God doesn’t need our work.  

He doesn’t need our money, either.  God can get everything done without a heavenly kick starter campaign.  He didn’t ask for any help when he created the galaxies.  He can get along just fine without our peewee contributions to the universe.

He doesn’t need our worship either.  He doesn’t need our praises to bolster his self-esteem.

The God who made the world and everything in it, being Lord of heaven and earth, does not live in temples made by man, nor is he served by human hands, as though he needed anything, since he himself gives to all mankind life and breath and everything.  Acts 17:24-25

God doesn’t anything.  He doesn’t need our worship, our work or our money.  So why does God command us to worship, serve, and give our money to him?

First of all, for his glory.  Wait a second.  If he doesn’t need our work or worship, how does it glorify him?  It certainly doesn’t add anything to his glory.  Yet it does display his glory.  When we sing his praises together, we display to one another God’s greatness, kindness and love.  When I hear you give thanks to God, I’m reminded afresh of his goodness.  You display God’s glory to me.  And it builds my faith and helps me love and trust him more.  And when we do works of love, we display the character of Christ God is forming in us.

Another reason God commands us to worship, serve, give and obey is for our joy.

When God tells us to sing and raise our hands to him, it’s not because he needs our praise to feel good about himself. It’s for our pleasure in him. When we express our appreciation of God it enhances our enjoyment of him.  Like when we express appreciation for a great painting, or a great steak.  It enhances and completes our enjoyment of it.  When God commands us to give it’s not because he needs the money. He owns the cattle on a thousand hills. It’s for our benefit and good.  When we give, God pours blessings back on us.  When we sow, we reap.  All God’s commands are for our benefit and joy.  That’s why we should serve him cheerfully:

Serve the Lord with gladness! Psalm 100.2

It doesn’t glorify God to serve him cheerlessly. It’s not enough to serve the Lord, we must serve him with gladness. Parents, ever ask your child to do something for you and he responds with as much enthusiasm as if you’d asked him to have a root canal? How does that make you feel? He may do the chore, but if he does it with grumbling or ingratitude it doesn’t please you. You almost feel like saying ‘don’t bother.’  

God loves a cheerful giver.  Do you think it glorifies God when we grudgingly say ‘Alright, here’s my buck’?  He loves a cheerful giver because glad giving displays the value of Christ. That he is more valuable than all our money. It shows we believe he’s generous and good and will bless and provide for us.

God doesn’t need our work or our praises or our money.  He gives them to us as gifts to display his glory and enhance our enjoyment of him.  So let’s serve the Lord with gladness today.

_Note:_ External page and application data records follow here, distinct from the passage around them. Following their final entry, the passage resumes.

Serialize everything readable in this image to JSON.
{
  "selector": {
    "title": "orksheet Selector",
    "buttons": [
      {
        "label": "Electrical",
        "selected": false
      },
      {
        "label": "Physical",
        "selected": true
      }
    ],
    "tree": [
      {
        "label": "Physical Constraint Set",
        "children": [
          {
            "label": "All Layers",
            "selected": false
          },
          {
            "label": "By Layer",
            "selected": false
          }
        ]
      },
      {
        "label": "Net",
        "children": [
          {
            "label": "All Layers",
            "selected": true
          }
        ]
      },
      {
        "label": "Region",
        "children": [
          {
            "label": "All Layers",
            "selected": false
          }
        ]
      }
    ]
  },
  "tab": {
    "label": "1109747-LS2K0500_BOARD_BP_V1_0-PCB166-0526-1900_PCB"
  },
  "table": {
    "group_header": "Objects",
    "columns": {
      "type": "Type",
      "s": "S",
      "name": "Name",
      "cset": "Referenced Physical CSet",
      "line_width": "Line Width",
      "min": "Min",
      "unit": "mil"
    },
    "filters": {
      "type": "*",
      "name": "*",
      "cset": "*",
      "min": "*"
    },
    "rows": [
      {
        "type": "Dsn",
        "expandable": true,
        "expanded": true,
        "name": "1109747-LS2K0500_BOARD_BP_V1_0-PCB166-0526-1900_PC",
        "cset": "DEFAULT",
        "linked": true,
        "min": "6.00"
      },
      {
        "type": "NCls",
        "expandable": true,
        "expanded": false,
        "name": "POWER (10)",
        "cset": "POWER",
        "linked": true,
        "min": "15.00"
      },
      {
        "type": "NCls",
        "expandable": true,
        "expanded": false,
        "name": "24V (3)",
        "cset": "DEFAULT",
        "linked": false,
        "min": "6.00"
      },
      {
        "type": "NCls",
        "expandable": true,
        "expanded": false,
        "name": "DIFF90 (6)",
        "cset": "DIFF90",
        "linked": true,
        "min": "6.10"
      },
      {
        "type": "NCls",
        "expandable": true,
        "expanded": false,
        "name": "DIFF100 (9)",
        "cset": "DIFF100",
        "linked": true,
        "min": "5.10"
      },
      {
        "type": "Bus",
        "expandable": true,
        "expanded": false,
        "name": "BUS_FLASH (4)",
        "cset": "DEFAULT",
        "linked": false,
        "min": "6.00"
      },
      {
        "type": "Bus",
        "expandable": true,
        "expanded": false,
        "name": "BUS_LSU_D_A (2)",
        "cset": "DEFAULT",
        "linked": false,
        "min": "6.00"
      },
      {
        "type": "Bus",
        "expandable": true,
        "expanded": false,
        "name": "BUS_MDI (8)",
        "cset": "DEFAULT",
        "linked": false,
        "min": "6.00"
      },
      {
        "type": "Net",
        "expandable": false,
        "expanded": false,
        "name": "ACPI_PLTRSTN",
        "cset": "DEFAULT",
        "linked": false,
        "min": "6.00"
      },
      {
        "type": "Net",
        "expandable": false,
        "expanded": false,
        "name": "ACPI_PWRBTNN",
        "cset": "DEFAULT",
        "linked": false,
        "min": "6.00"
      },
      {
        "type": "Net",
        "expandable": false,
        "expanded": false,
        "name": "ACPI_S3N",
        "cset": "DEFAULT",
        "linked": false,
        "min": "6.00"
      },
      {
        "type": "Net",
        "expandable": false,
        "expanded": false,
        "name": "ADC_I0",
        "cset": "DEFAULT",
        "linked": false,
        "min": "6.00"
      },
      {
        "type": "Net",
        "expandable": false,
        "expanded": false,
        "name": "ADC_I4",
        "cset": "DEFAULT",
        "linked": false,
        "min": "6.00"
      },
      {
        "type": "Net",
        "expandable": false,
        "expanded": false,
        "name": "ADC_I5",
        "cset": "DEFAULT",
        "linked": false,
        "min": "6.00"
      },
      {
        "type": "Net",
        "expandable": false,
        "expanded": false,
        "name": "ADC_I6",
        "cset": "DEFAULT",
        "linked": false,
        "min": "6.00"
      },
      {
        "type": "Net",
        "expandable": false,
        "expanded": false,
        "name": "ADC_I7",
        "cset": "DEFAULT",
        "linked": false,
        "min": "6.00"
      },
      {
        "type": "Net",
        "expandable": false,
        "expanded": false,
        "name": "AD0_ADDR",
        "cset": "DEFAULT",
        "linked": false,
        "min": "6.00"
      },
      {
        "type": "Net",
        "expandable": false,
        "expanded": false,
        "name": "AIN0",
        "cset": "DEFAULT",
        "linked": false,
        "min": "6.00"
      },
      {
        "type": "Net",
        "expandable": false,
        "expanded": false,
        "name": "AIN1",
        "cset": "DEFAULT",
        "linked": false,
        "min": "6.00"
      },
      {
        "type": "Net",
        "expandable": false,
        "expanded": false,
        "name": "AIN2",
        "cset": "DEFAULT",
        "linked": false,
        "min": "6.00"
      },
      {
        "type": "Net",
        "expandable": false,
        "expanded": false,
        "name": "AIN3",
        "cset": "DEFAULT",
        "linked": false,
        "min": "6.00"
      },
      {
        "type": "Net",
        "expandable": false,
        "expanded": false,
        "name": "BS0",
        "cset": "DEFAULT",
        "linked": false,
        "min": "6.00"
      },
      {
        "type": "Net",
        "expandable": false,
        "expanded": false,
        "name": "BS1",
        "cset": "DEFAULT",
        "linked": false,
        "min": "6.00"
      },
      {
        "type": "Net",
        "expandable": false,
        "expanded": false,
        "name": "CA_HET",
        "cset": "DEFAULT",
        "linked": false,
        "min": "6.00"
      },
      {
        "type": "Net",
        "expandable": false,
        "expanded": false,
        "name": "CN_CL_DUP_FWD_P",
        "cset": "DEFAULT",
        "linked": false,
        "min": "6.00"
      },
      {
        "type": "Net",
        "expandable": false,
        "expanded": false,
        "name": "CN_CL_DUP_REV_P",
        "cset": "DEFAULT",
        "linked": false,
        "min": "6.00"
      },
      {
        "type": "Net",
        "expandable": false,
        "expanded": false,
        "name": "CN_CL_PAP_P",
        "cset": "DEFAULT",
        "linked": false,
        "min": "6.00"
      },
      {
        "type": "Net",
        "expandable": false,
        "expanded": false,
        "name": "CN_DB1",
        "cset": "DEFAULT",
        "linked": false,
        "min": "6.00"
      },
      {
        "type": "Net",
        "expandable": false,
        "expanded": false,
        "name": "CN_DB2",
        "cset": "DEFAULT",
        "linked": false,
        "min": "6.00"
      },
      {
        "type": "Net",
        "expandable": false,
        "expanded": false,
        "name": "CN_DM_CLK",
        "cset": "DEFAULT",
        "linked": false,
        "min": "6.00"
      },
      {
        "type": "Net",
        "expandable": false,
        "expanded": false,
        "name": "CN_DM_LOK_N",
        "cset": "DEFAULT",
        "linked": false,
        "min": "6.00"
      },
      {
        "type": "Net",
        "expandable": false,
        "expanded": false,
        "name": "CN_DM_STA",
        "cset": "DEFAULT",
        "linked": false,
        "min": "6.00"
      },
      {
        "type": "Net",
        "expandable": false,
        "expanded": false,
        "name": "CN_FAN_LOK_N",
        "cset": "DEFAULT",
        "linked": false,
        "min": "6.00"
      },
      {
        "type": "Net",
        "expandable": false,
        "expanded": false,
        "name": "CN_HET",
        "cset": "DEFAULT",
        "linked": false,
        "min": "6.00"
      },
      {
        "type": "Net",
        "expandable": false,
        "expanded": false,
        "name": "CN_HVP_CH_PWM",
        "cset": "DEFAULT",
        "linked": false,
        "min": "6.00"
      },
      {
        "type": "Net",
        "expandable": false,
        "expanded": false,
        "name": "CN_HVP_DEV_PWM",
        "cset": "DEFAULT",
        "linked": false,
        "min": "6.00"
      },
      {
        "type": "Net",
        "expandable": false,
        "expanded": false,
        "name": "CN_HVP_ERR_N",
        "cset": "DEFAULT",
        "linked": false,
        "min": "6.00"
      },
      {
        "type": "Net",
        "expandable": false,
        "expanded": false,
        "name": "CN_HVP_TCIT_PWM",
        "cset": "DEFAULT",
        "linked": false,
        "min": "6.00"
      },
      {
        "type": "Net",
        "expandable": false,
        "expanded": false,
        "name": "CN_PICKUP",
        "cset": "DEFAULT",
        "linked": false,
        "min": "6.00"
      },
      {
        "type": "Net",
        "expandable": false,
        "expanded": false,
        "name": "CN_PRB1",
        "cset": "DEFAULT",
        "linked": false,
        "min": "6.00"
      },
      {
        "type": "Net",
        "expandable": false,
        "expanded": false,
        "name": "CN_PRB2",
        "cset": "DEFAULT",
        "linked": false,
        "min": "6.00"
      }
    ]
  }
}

Jesus Spent 30 Years Being Boring

For the first 30 years of his life, Jesus was boring. He was an unknown carpenter who wasn’t doing “big” things for God. He worked alongside his dad, using his hands to shape, shave, and tack together pieces of wood. He quietly studied the scriptures, and grew in stature with God and men. He didn’t have a public ministry. He didn’t write any books, go on a conference tour, adopt an orphan, give away 75% of his income, or go on multiple missions trips. He loved the Lord with all his heart, honored his mother and father, and quietly went about his work.

Was Jesus wasting his life? Absolutely not. He was doing exactly what God had called him to do. As his hands ran over rough planks of wood, he was quietly earning our salvation. Jesus, the lowly carpenter, the furniture maker, was as radical as they come. And for thirty years he was quiet.

You don’t have to leave home to be crazy on fire for the Lord. Jesus spent his first thirty years simply working and obeying. This tells me that it’s possible to be radical while changing diapers, or creating spreadsheets, or plowing snow, or doing whatever mundane task you are called to. For the Christian, there is no such thing as insignificant work.

Being radical for Jesus means obeying Jesus, loving Jesus, and proclaiming Jesus wherever we are, whether that’s in the mission fields of Cambodia or behind the counter at Starbucks.